* _Work instruction_: Report each line below that carries the word "true".

Source data:
************

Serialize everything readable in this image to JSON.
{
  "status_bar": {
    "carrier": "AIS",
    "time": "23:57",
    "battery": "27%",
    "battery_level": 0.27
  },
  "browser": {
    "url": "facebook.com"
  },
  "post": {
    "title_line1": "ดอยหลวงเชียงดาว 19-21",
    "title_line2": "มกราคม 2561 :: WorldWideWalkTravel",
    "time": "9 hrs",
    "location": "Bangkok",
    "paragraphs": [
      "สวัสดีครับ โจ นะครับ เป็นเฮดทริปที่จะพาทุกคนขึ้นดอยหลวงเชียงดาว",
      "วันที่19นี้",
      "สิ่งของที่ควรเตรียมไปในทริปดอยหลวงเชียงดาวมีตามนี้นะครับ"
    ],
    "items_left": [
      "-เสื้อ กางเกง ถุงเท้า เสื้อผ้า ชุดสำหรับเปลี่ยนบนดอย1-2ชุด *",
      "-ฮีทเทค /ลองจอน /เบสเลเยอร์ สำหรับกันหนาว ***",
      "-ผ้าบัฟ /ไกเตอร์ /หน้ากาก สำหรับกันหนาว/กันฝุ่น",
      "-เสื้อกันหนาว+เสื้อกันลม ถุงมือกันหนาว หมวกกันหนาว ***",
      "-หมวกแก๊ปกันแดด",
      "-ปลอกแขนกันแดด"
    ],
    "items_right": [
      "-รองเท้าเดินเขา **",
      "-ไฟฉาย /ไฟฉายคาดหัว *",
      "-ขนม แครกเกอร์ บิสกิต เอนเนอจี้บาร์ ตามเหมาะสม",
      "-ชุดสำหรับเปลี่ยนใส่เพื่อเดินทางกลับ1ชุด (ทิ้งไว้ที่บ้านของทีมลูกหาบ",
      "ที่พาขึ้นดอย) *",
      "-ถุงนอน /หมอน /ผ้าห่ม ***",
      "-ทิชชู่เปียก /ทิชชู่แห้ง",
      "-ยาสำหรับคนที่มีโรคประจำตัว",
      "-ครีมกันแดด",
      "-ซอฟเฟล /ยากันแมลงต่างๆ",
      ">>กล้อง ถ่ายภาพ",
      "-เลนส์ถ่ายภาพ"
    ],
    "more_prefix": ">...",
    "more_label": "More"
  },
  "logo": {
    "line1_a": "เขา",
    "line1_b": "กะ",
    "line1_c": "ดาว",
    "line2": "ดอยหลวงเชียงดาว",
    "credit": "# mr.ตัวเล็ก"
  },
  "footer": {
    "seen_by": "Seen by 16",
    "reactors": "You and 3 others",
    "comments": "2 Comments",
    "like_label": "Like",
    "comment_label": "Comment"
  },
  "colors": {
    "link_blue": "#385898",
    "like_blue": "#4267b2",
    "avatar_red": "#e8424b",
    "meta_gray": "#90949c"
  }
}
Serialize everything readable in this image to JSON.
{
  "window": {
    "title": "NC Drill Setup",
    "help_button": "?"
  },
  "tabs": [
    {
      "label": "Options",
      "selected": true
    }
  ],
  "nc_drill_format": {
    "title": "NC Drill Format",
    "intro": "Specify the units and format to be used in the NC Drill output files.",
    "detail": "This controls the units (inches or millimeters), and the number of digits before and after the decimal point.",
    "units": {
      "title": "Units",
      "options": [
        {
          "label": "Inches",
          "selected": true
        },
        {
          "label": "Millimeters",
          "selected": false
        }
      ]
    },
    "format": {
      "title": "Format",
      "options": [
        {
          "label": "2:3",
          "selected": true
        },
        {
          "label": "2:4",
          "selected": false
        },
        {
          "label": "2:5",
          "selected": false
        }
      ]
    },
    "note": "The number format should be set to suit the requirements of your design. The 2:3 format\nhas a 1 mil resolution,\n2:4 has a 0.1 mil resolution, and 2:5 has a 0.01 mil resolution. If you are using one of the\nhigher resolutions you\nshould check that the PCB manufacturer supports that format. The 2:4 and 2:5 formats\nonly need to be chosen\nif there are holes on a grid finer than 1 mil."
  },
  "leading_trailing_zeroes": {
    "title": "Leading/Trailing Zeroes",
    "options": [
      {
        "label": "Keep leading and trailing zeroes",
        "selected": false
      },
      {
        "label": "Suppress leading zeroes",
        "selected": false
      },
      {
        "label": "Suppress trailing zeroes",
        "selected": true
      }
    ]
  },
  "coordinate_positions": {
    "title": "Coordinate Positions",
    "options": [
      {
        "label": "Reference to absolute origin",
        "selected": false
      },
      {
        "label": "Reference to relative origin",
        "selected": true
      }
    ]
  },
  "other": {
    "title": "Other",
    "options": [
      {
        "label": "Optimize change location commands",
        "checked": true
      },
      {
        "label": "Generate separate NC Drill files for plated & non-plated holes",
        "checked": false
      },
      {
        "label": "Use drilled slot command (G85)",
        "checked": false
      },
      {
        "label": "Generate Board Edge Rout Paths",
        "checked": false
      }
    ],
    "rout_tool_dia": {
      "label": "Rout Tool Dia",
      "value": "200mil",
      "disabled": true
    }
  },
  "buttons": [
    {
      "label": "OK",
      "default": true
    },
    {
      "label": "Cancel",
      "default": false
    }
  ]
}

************

* _Result of this exercise_:
      "selected": true
          "selected": true
          "selected": true
        "selected": true
        "selected": true
        "checked": true
      "disabled": true
      "default": true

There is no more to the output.